# [WORK TO BE COMPLETED]
Your response should contain each line of the data that includes "name".

Page and application data records
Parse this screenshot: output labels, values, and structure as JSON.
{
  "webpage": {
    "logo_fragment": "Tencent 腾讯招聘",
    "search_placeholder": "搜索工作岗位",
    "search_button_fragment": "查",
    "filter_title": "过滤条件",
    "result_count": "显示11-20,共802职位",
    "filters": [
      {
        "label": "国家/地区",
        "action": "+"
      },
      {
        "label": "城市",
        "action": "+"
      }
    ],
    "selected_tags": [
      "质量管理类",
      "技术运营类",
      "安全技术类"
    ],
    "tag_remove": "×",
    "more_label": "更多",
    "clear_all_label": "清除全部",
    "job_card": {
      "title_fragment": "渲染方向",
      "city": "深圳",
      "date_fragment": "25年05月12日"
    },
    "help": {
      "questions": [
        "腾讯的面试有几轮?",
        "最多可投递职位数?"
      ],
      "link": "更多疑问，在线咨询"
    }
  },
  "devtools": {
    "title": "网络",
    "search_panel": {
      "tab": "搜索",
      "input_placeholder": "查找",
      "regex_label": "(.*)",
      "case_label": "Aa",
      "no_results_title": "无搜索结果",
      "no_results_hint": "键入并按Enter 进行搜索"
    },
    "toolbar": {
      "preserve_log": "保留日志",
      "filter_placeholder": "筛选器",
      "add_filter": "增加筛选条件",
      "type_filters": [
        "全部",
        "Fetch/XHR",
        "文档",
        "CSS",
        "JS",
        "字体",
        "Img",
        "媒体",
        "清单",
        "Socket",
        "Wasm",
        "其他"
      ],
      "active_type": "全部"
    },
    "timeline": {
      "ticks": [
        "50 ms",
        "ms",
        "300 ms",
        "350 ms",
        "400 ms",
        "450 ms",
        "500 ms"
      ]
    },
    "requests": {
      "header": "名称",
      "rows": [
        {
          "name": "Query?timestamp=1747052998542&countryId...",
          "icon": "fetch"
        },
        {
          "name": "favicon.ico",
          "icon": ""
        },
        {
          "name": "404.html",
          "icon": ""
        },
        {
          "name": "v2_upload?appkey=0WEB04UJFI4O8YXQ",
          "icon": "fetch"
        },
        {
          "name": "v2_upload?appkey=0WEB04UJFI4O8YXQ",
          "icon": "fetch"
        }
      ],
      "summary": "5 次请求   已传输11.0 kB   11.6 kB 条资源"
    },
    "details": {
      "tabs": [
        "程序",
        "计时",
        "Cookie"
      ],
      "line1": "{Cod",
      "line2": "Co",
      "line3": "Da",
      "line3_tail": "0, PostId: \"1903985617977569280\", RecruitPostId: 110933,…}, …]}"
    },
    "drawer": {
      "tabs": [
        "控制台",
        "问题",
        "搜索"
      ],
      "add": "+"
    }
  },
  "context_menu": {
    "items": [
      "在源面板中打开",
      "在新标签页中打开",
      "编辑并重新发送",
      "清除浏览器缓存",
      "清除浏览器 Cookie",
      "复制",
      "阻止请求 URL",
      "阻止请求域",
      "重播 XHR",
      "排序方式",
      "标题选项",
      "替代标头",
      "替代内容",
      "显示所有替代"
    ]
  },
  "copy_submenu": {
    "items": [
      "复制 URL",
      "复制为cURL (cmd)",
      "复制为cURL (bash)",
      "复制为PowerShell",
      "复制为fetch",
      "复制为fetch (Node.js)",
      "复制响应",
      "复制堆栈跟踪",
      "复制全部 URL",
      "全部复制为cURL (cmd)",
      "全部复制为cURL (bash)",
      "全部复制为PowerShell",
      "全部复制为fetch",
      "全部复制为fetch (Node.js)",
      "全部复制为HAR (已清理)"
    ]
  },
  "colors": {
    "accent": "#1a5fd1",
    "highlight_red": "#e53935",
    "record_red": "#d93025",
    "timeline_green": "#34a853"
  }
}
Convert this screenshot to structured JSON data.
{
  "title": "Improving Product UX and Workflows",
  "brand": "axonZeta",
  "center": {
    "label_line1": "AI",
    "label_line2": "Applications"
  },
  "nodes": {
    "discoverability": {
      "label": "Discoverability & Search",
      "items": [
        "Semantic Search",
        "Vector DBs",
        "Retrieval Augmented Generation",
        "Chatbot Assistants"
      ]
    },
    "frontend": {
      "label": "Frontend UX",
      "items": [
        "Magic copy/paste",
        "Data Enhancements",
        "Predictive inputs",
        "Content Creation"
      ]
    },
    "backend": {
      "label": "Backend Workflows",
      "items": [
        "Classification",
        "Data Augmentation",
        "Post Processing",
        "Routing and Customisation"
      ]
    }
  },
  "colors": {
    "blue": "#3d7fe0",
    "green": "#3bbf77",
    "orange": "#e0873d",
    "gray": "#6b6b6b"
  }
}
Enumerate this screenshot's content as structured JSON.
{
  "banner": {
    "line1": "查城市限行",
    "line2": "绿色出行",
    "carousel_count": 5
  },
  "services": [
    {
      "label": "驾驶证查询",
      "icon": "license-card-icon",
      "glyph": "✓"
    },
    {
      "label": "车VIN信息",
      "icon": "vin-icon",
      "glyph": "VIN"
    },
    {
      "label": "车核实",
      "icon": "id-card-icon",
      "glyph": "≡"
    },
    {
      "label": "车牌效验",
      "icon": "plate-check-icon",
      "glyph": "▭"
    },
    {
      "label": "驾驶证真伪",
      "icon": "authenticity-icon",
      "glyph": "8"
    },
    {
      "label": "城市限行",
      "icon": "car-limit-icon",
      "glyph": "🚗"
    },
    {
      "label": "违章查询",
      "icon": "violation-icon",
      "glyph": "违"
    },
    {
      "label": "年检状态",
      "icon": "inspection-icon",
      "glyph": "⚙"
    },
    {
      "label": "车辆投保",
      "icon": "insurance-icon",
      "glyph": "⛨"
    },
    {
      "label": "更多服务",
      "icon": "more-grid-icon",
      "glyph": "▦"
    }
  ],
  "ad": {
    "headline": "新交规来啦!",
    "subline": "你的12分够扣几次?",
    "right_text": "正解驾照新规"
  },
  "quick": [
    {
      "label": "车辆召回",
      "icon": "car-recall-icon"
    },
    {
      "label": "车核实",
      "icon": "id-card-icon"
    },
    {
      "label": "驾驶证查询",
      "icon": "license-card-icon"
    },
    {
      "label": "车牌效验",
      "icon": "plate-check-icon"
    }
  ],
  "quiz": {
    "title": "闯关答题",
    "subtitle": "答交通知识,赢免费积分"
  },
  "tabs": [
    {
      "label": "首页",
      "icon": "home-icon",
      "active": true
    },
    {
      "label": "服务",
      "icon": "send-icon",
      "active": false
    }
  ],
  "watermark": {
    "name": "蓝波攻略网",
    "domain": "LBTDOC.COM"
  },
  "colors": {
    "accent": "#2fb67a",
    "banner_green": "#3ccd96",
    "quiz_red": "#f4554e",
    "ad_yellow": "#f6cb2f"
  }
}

# [ANSWER BOX]
          "name": "Query?timestamp=1747052998542&countryId...",
          "name": "favicon.ico",
          "name": "404.html",
          "name": "v2_upload?appkey=0WEB04UJFI4O8YXQ",
          "name": "v2_upload?appkey=0WEB04UJFI4O8YXQ",
    "name": "蓝波攻略网",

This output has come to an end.